During his attempts to find himself, in a way, Yung Lean had to first peel back the drug-realities from his own reality. Some of these hallucinations take the form of a scene that reeks of a deathly clean hospital smell, as seen with ‘Metallic Intuition’s’ vision of a loved one (“my grandma said she feel me
“) that is buried within the hook. Yet, as the song takes itself apart, Lean capitalizes on the vulnerability of the beat to speak from the heart. At least, it comes off as entirely more genuine when stripped of the cloudy, distorted reality he has built up within the album’s ambience (moreso within the arch of his entire career). It goes back to this central idea of shedding the skins you consider strangers, and hearing the self-defined musical exploration materialize as this mindset is a reassuring release.
can’t depend on nobody, that’s what i know
Despite the seemingly straightforward design of Stranger’s message, it revels incoherent; repetitively relapsing and detoxing rather than progressing cleanly from dark to light. In a sense, it reflects the arduous process of quitting -- the constant struggle against temptations, and the endless yearning for that fix that is only ever two or three calls away. ‘Silver Arrows’ errs confusing, its hook seemingly accepting of the drugs beckon, and the lifestyle that comes with it (“Silver arrows my sound, fuck them all I might die//I be up on cloud nine, green laces, smoke clouds
”). In this sense it is most apt that it’s as close as Lean comes to rebirthing that Warlord sound: Lean flirting with the disaffected melodicism and half-there rapping that defined that disjointed mess of an album.
In a way it’s disheartening, for it is these moments of addled addiction that Lean sounds most carefree: ‘Drop It / Scooter’ and ‘Silver Arrow’ yielding some of Stranger’s

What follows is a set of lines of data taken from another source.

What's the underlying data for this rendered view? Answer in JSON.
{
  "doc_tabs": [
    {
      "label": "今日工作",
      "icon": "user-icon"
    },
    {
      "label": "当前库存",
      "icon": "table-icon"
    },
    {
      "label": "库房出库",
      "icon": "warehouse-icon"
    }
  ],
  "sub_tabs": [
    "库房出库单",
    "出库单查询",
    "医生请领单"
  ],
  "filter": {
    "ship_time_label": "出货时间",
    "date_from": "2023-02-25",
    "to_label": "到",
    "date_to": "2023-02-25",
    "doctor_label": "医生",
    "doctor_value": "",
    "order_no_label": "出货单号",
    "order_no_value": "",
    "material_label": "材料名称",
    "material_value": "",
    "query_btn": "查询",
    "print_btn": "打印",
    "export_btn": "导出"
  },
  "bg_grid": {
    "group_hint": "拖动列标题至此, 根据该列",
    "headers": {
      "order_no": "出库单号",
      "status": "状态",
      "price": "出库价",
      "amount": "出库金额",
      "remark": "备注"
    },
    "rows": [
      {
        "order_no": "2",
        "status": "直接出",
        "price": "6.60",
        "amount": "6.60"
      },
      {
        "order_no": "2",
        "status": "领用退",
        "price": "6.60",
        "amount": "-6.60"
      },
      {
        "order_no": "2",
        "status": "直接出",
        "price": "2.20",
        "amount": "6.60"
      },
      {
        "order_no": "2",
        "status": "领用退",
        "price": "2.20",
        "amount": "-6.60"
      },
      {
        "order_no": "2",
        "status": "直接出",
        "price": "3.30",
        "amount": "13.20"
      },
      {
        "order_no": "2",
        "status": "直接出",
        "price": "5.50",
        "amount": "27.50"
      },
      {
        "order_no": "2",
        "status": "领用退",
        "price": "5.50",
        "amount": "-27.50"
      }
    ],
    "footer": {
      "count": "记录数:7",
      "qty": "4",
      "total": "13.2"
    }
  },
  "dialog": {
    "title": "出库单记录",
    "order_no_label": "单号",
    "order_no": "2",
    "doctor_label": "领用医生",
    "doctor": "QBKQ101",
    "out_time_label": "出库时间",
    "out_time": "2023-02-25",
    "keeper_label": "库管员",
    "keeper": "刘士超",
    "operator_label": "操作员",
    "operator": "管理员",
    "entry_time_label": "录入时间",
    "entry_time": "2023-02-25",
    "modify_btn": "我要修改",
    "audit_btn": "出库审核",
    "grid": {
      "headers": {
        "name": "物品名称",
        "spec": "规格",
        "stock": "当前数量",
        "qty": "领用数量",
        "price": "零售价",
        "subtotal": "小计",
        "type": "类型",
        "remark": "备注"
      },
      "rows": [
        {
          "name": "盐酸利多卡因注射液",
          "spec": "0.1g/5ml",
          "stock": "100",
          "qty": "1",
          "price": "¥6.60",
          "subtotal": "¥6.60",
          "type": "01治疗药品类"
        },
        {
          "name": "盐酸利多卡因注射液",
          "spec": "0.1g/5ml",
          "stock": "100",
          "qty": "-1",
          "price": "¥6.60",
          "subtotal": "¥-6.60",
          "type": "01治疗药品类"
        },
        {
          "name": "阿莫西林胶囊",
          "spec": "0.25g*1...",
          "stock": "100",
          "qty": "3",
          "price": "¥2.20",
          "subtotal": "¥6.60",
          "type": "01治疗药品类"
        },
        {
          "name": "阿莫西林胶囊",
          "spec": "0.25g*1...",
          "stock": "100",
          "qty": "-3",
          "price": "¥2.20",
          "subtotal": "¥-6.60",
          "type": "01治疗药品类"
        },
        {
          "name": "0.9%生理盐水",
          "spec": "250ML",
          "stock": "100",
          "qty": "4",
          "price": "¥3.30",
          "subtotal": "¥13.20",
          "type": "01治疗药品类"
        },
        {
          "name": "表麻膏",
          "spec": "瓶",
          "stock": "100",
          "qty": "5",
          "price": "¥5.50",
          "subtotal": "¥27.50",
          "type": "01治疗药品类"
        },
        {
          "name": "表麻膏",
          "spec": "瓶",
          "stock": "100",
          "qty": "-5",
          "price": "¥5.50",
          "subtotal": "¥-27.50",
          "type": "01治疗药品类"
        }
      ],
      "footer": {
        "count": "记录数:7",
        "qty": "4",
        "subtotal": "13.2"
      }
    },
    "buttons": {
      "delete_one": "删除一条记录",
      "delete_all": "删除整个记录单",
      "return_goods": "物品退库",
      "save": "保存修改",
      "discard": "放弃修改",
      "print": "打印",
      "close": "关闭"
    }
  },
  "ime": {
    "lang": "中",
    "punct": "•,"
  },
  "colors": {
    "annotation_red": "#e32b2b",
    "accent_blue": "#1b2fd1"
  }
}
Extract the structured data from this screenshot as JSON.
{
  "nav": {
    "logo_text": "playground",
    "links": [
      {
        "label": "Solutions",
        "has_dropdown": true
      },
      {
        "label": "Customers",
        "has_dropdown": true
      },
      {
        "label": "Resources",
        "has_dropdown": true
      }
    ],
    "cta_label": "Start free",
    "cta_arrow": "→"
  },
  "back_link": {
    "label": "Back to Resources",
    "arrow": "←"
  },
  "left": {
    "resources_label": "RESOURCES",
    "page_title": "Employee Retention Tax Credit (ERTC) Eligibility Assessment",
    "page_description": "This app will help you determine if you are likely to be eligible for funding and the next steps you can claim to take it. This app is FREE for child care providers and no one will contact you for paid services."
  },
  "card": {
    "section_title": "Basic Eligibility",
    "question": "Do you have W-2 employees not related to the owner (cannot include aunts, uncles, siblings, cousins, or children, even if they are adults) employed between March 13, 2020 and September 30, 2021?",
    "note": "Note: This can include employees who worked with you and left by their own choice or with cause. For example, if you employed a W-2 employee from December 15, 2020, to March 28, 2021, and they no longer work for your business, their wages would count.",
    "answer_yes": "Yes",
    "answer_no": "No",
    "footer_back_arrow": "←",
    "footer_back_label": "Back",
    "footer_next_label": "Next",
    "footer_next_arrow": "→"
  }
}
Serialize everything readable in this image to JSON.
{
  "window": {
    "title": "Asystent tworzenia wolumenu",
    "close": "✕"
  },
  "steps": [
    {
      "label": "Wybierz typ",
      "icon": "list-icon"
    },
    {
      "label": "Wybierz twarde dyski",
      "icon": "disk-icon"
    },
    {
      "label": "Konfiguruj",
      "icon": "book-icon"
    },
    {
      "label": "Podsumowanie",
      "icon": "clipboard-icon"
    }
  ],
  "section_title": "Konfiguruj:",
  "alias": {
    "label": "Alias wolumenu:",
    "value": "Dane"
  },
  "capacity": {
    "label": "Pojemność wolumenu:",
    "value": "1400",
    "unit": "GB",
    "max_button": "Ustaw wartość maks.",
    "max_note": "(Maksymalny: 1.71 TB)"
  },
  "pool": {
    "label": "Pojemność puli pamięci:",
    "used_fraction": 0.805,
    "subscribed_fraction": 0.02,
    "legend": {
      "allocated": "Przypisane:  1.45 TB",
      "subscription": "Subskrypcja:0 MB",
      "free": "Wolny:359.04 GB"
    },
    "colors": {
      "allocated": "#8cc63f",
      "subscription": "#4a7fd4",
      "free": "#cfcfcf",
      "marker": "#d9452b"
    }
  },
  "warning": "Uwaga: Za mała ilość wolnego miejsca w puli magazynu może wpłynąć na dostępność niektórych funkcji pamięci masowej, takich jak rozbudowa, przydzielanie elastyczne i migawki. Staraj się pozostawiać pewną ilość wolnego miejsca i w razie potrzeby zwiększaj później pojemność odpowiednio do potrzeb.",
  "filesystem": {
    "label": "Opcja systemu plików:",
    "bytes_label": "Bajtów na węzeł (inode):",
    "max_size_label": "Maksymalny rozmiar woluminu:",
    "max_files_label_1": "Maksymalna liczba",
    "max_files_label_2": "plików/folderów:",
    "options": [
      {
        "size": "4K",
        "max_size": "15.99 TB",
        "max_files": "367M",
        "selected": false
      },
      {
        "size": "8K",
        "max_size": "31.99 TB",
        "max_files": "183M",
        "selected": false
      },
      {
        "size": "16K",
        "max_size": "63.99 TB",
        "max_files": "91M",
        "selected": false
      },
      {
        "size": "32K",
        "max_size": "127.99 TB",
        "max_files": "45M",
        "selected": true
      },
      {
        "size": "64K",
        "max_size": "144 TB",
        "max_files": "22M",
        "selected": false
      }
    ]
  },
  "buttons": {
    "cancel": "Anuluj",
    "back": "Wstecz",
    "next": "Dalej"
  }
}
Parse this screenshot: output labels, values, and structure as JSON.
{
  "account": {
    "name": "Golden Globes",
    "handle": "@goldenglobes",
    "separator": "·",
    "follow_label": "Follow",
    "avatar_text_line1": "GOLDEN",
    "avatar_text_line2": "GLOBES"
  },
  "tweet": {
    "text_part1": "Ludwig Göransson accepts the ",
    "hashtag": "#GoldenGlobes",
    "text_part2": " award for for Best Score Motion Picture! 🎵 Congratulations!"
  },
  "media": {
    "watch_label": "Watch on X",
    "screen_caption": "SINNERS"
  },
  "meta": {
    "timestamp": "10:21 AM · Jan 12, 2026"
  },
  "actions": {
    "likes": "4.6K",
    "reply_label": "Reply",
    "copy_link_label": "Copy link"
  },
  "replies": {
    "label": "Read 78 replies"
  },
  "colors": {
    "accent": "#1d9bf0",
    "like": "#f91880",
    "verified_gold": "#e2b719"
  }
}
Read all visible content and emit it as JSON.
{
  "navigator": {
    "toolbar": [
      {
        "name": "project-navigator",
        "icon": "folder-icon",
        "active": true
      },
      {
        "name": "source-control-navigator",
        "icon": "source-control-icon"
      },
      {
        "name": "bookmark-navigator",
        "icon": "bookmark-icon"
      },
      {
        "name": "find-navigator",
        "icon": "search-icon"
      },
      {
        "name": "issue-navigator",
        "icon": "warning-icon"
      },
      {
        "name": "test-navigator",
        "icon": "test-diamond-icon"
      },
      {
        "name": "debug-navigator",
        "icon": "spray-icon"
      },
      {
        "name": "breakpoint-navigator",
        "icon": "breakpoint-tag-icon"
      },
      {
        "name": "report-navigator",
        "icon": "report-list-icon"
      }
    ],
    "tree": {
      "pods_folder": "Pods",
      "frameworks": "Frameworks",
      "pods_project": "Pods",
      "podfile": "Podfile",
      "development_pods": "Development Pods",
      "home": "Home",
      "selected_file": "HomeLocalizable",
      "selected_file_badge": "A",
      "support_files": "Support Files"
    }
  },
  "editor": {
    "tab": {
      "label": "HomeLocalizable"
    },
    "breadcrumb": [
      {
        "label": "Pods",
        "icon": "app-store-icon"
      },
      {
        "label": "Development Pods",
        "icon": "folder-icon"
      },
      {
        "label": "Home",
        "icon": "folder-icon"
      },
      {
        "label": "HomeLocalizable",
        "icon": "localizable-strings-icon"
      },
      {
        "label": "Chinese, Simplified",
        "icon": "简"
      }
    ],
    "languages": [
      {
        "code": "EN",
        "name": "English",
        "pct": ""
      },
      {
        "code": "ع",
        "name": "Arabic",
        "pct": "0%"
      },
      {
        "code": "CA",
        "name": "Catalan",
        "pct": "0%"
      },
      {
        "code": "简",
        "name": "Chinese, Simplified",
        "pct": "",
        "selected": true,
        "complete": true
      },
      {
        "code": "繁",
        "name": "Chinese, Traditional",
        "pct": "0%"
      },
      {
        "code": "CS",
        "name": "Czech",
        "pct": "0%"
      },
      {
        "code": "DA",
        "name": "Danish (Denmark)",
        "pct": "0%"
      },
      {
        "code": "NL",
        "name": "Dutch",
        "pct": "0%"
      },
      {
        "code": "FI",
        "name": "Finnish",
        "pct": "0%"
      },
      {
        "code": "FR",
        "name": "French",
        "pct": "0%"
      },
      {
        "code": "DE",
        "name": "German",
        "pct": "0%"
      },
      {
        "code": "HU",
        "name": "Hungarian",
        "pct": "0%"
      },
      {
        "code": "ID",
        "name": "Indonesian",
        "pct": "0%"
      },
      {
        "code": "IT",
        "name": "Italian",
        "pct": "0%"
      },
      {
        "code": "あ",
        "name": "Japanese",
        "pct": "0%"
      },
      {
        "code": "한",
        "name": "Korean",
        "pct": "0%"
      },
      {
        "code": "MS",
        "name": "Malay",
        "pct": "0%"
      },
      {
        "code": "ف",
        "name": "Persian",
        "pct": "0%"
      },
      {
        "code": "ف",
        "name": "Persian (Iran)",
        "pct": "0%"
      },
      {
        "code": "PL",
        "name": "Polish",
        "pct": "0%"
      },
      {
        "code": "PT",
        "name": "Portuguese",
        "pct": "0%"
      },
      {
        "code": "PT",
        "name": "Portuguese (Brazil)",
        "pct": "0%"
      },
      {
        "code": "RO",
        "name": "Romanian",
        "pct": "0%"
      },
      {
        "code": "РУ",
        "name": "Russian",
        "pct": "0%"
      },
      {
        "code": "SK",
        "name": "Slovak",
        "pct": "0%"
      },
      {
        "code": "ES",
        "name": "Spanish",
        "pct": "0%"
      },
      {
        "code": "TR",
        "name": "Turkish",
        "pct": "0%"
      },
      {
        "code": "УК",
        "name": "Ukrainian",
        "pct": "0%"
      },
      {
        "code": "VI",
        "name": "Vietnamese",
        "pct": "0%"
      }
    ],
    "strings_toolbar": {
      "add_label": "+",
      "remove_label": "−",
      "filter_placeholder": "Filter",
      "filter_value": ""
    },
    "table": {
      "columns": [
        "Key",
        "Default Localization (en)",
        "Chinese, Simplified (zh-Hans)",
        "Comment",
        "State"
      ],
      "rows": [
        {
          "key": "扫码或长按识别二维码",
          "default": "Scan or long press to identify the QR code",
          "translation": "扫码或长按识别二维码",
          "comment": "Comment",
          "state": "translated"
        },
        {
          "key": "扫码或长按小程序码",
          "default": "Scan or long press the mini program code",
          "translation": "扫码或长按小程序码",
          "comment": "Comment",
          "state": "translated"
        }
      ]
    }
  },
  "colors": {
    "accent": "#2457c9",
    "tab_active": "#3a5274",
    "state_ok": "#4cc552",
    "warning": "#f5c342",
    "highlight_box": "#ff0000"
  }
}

catchiest hooks and most tangibly formed beats. Contrastingly, the detoxed tracks at times struggle to hold themselves together, ‘Snakeskin / Bullets’ an experience equally disorienting as it is effectual: Lean detached to the point of emotional brokenness, grasping for a kind of release seemingly unreachable. This isn’t to say there aren’t breakthroughs (Hunting My Own Skin reeks of a kind of therapeutic release ultimately inspiring), but as a whole there’s a sense of difficulty//struggle//tension within these thematically more inspiring pieces.
Perhaps this struggle defines the sense of unknowing and Strangerness; Lean’s post-drug persona a person unrecognisable not only to those close, but to himself as well. The struggle, in this sense, seems expected; a kind of pained shedding of skin that has to come with such growth. The beauty lies within Lean’s self-awareness; aware that moving on from such a past will come with difficulty; that acknowledging and accepting this new self will not be as seamless as it may seem.
“Isolation caved in
I adore you, the sound of your skin